As their vocabulary expands, they will use more words and gestures to describe objects and their corresponding locations. You will also see your child climbing and moving a lot in relation to its surroundings. Your child can hold a pen or a crayon and can copy you as you draw lines and shapes.
Once they start talking, let them identify shapes by themselves. Draw shapes using highlighters, or play connect the dots. Continue giving puzzles and games that further develop their cognitive abilities.
As children enter the toddler years, they become more curious about themselves and their surroundings. They will start associating objects as symbols of something and will have intuitive and imaginative thoughts, thinking that objects, and/or having imaginary friends.
Continue giving an environment to enhance their spatial ability. Give toys that they can use to build structures, such as Legos and puzzles, and tasks that enhance their problem-solving abilities.
Also, start introducing mathematical concepts early on to further develop their imagination and spatial abilities. Introducing games also is said to boost the spatial intelligence of children.
Spatial Awareness deficits – Signs and Therapy
Every child is different and their timeline may vary between other children. As such, spatial awareness may manifest at different ages.
However, if you notice that your child is not showing any signs of may be slower than others, then it may, again emphasis on the “may”, have spatial awareness deficit.
A child with poor spatial awareness will have difficulties with visual perception. Visual perception is about how a child makes sense of his surroundings based on what he sees. A child with poor visual perceptions will have difficulties reaching into objects or keeps bumping into things.
This deficit may be just a delay in development or it may be something serious like visual impairment, dyspraxia, or autism. Therefore it is best to consult with your trusted health care professional.
Some children with spatial intelligence/awareness deficits compensate for this with other skills. Others have strong auditory memory skills or verbal comprehension. Some may also have better verbal and non-verbal reasoning skills. Again it may differ with each child so it’s best to consult with your trusted health care professional should you worry that your child may be experiencing spatial intelligence deficiency.
How to develop spatial relationships for children with spatial awareness deficits
The good news is that deficits in spatial relationships can be improved through therapy. Therapy includes observing your child’s motor skills such as engaging them to play with different toys and games.
At home, continue to play with the same activities to develop their spatial intelligence. Also, you can add the following activities to further develop their sense of space and direction:
- Hide objects and ask your child to look for it with certain instructions
- Test your child’s sense of space by asking him which object is near and which object is far
- Test your child’s sense of direction by asking him to turn right, up the stairs, under the table,
- Let your child play in the park or jungle gym
- Let them play with building blocks
How to continuously monitor your child development?
When you decide to have a babysitter for your child or enter your child into a daycare center, it is important that these skills continuously develop.
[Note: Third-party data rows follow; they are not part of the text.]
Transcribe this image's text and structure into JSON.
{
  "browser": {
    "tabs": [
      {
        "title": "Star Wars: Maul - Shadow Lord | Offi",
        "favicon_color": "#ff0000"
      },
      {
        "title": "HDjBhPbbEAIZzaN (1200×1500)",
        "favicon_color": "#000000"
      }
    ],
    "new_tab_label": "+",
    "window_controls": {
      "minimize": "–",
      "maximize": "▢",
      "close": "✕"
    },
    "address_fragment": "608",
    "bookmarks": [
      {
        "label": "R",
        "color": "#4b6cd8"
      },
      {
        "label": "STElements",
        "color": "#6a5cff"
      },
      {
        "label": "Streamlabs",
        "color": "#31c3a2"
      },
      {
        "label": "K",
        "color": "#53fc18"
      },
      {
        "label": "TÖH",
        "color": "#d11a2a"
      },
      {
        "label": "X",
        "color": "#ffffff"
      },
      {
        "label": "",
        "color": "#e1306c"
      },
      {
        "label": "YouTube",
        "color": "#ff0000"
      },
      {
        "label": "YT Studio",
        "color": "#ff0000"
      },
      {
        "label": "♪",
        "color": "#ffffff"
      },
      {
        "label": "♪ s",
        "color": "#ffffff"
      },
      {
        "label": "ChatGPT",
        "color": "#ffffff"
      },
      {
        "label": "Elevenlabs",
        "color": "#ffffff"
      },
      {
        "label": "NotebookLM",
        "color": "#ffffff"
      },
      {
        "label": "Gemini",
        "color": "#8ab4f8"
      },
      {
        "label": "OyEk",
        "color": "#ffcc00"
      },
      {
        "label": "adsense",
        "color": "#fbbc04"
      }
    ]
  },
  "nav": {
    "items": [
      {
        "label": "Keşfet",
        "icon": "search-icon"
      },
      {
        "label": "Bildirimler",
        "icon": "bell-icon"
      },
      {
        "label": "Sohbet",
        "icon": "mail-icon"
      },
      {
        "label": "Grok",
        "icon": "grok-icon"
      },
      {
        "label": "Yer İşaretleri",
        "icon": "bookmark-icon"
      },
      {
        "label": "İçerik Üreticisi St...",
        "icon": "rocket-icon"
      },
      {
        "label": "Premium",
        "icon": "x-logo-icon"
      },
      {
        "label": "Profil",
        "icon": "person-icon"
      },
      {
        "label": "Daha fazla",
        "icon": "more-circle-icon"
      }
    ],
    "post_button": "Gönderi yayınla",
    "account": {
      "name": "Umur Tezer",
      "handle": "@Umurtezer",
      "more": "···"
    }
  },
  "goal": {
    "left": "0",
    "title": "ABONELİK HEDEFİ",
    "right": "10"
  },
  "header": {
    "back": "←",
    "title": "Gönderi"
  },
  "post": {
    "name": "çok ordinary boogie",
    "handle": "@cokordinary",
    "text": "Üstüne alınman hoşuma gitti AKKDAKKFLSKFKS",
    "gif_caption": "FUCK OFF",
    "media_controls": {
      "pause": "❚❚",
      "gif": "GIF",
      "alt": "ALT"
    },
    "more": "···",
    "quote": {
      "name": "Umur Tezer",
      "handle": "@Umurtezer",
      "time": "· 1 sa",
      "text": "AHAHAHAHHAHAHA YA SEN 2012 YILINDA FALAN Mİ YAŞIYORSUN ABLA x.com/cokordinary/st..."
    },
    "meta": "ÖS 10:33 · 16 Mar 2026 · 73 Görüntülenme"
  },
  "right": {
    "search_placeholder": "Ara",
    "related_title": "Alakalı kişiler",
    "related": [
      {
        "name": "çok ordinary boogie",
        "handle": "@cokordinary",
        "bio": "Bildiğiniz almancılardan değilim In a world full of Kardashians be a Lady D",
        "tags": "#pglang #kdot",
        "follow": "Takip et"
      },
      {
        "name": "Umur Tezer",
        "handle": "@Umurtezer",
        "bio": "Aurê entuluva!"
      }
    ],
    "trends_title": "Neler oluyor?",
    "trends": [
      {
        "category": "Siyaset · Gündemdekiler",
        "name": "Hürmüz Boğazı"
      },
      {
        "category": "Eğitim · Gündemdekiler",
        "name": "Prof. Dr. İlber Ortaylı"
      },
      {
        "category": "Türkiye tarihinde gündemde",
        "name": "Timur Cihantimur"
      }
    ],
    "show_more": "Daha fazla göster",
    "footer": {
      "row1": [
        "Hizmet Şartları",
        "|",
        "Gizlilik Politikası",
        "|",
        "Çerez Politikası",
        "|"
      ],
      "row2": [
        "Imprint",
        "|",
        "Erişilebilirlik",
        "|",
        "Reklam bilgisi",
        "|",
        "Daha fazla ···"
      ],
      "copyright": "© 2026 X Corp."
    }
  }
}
At Brightside, we engage your little ones with different yet fun activities that will help them develop spatial awareness and intelligence to improve spatial relationships with their surroundings. Learn more about our programs for babies, toddlers, preschool, and before and after school by calling us or visiting our contact page.